Environmentalists aided by Avatar director James Cameron celebrated a big win on Thursday after a judge suspended bidding on construction and operation of an Amazon dam that would be the planet’s third-largest.
The ruling also resulted in the suspension of the hydroelectric project’s environmental license. It was reminiscent of 1989, when rock star Sting protested the same dam alongside Indians in an event that helped persuade international lenders not to finance it at a time when Brazil was shuddering under a heavy foreign debt.
The administration of Brazilian President Luiz Inacio Lula da Silva is promising to appeal, however, and Brazil, with government reserves of US$240 billion, has such a booming economy that it no longer needs money from abroad to build the US$11 billion Belo Monte dam.
Environmental groups and Amazon Indians “are incredibly energized by this decision and have renewed hope, although no one is naive,” said Atossa Soltani, executive director of Amazon Watch. “Everyone recognizes that in Brazil, a decision like this could be overturned quickly, and that we haven’t won the battle yet.”
Speaking on Thursday to an environmental panel in Washington, Cameron said the Belo Monte dam “is a very, very important pivotal battleground” because it will set the stage for the development of 60 more dams.
Actress Sigourney Weaver, who starred in Avatar and traveled with Cameron to Brazil, welcomed the dam delay, but she warned of a long fight ahead.
“We haven’t stopped it; we postponed it,” Weaver said. “There needs to be more dialogue and the indigenous people need to be included.”
Increasing international condemnation won’t reverse Brazilian policymakers’ view that the dam is essential to provide a huge injection of renewable energy, said Christopher Garman, director of Latin American analysis at the Eurasia Group in Washington.
“This dam is going to happen.

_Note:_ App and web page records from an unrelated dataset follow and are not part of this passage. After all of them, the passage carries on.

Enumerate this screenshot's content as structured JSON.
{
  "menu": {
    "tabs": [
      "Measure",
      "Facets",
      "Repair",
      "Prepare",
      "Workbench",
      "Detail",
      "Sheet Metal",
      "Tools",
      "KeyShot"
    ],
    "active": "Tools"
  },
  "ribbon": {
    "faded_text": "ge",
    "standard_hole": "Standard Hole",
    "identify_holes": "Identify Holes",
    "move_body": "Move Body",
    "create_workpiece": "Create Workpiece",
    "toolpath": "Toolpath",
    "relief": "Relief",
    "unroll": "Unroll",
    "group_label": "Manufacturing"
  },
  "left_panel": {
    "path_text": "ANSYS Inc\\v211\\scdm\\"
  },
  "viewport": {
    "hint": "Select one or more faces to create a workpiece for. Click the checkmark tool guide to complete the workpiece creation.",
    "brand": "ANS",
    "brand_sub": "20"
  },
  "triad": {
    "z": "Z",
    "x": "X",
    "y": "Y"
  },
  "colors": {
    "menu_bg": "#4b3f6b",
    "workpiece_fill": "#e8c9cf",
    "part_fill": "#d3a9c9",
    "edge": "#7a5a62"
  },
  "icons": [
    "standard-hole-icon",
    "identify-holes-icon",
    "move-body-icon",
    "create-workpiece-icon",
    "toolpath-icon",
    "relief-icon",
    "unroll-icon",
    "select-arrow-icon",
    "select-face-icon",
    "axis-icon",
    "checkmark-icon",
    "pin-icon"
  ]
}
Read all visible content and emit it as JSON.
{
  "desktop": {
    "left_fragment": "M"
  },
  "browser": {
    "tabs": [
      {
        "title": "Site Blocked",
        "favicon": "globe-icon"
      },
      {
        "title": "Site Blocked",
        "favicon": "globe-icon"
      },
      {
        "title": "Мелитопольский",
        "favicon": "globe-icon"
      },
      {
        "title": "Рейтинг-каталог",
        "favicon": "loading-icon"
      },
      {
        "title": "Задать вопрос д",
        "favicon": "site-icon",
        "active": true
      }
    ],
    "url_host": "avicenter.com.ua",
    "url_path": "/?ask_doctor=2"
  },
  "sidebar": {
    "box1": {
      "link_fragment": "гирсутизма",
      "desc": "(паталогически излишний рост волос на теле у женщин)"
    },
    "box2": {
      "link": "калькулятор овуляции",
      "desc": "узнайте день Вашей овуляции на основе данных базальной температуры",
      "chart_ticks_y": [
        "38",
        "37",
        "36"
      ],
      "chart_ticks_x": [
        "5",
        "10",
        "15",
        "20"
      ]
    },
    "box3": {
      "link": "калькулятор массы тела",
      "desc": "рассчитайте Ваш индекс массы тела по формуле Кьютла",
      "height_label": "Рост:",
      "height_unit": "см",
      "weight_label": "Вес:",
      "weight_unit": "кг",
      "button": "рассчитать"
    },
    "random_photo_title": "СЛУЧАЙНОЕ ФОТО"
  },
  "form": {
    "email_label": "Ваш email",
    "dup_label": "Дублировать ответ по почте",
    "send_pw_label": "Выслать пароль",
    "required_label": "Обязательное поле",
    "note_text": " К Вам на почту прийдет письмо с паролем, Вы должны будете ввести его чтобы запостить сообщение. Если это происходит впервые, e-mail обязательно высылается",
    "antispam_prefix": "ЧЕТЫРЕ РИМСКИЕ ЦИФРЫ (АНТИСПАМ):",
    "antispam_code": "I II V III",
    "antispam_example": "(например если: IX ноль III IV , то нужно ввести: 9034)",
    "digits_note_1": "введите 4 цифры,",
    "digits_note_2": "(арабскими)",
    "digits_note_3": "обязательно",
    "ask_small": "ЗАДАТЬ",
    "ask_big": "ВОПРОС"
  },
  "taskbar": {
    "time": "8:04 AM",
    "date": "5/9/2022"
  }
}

It’s just a matter of when it happens,” Garman said.
Brazil has a fragile energy grid that was hit last year by a blackout that darkened much of the nation. Belo Monte would supply 6 percent of the country’s electricity needs by 2014, the same year Brazil will host soccer’s World Cup and just two years before Rio de Janeiro holds the 2016 Olympics.
Soltani disagreed that the construction of the 11,000-megawatt dam is inevitable, saying Cameron’s involvement was a major advance and attracted attention that could “create pressure on the [Silva] administration and on the Brazilian public, and hopefully will encourage the Brazilian public to take a stand.”
Neither Silva nor top administration officials commented on Wednesday night’s court ruling, but the president made it clear just before the decision was made public that he believes the dam is necessary to meet skyrocketing electricity demand in the nation of more than 190 million. He also took on the project’s critics, both domestic and foreign.
“No one worries more about taking care of the Amazon and our Indians than we do,” Silva said in a speech in Sao Paulo.
Without mentioning Cameron by name, Silva said people from developed nations should not lecture Brazil on the environment because those countries mowed down their own forests long ago.
“We don’t need those who already destroyed [what they had] to come here and tell us what to do,” he said.